1) Jesus said that a day is coming when those who worship Him would do so in Spirit and Truth.
2) By this Jesus meant that there would be a cessation of the symbolic aspects of Old Covenant worship.
3) Two symbolic elements have, however, been preserved in the New Covenant, and these are the two Protestant sacraments.
4) These symbolic elements have been kept to a minimum of two in order that the primacy of the Word will not be displaced.
5) The value of the sacraments depend on them being accompanied with an explanatory interpretation, and in any other context they are ‘dumb sacraments.’
I’m sorry George, but that seems to pack an awful lot into John 4 which simply isn’t there. But moreover, consider where it leads in practice. Since the efficacy of the sacraments do not work ex opere operato but depend instead on explanatory interpretation, we can assume that all children and mentally handicapped persons should be immediately excommunication. But this is to fall prey to the type of rationalist anthropology that I addressed in my previous letters.
I wish I could say that Terry Johnson’s Reformed Worship is an anomaly, but his views on the sacraments do seem to have some resonance with the theology of the magisterial reformers. In his book Against the Protestant Gnostics, Philip Lee explores some of the ways that reformed theology has been tainted by the Gnostic tendency to undervalue the body and the material world, leading to a low sacramentalism to which even Luther and Calvin were not immune. For example, Luther commented that “the sacrament without the word can be nothing, but indeed the word without the sacrament [can], and if necessary, one can be saved without a sacrament, but not without the Word.” Elsewhere Luther made the point that the materiality of the Eucharist is unimportant because the real action is what happens in your mind: “I am able daily, indeed hourly, to have the mass; for, as often as I wish, I can set the words of Christ before me, and nourish and strengthen my faith by them. This is the true spiritual eating and drinking.”
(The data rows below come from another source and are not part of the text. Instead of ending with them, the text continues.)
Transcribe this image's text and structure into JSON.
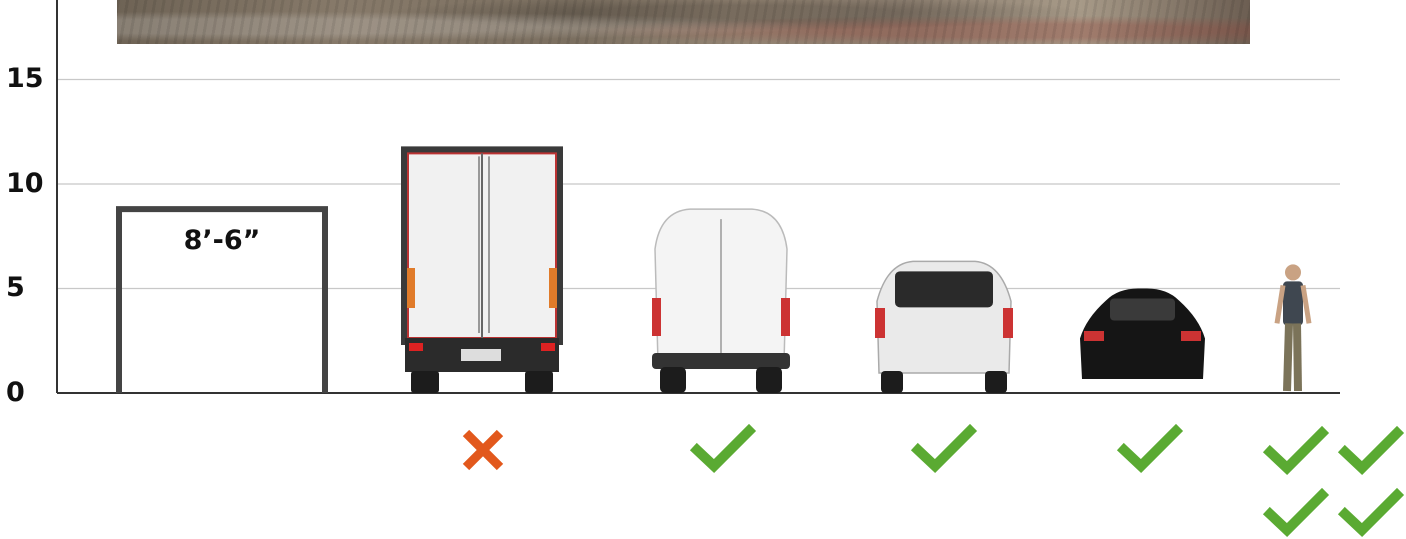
{
  "chart_data": {
    "type": "diagram",
    "y_axis": {
      "ticks": [
        "0",
        "5",
        "10",
        "15"
      ],
      "range": [
        0,
        18
      ],
      "grid": true
    },
    "clearance_box": {
      "label": "8’-6”",
      "height": 8.8
    },
    "vehicles": [
      {
        "icon": "box-truck-rear-icon",
        "height": 11.8,
        "status": "cross",
        "checks": 0
      },
      {
        "icon": "cargo-van-rear-icon",
        "height": 8.8,
        "status": "check",
        "checks": 1
      },
      {
        "icon": "minivan-rear-icon",
        "height": 6.3,
        "status": "check",
        "checks": 1
      },
      {
        "icon": "sedan-rear-icon",
        "height": 5.0,
        "status": "check",
        "checks": 1
      },
      {
        "icon": "pedestrian-icon",
        "height": 6.2,
        "status": "check",
        "checks": 4
      }
    ],
    "colors": {
      "check": "#5aaa32",
      "cross": "#e2581c",
      "axis": "#333333",
      "grid": "#c8c8c8",
      "box": "#444444"
    }
  }
}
But it wasn’t just Luther who occasionally colluded with the Zwinglian spiritualization of the Supper and the corollary devaluing of matter. As important as the Eucharist was for Calvin, it remained God’s concession to our materiality. As Calvin himself would write: “Forasmuch as we are so ignorant, so given up to earthly and carnal things and fixed upon them, so that we can neither think, understand nor conceive of anything spiritual, the merciful Lord accommodates himself in this to the crudity of our senses.” Calvin thus made himself vulnerable for later generations to suggest that left the Eucharist dangling as a kind of appendage inadequately attached to his system. At least, that is what Philip Lee argues. To quote again from his Against the Protestant Gnostics:
It is easy to see how Calvin’s suspicion of knowing God through material things would influence his sacramental theology. Although he makes every attempt to keep Word and Sacrament together, to handle them in a parallel way, there is never the slightest doubt in his mind as to which is preeminent. If necessary, the Gospel could stand by itself and indeed would do so were it for our human weakness, which makes us dependent on these more primitive means of grace. ... In maintaining a distinct dualism between spirit and flesh, he would always be on guard against awarding too much dignity to the visible Church as Church, and he would always be suspicious of the externals of religion.
The book you gave me serves as a useful example of this Calvinist suspicion of the externals of religion. Not surprisingly, the author is also tainted with Puritanism, having written that “our worship is to be … liberated from the calendar and nature’s cycles.” But don’t get me started on that.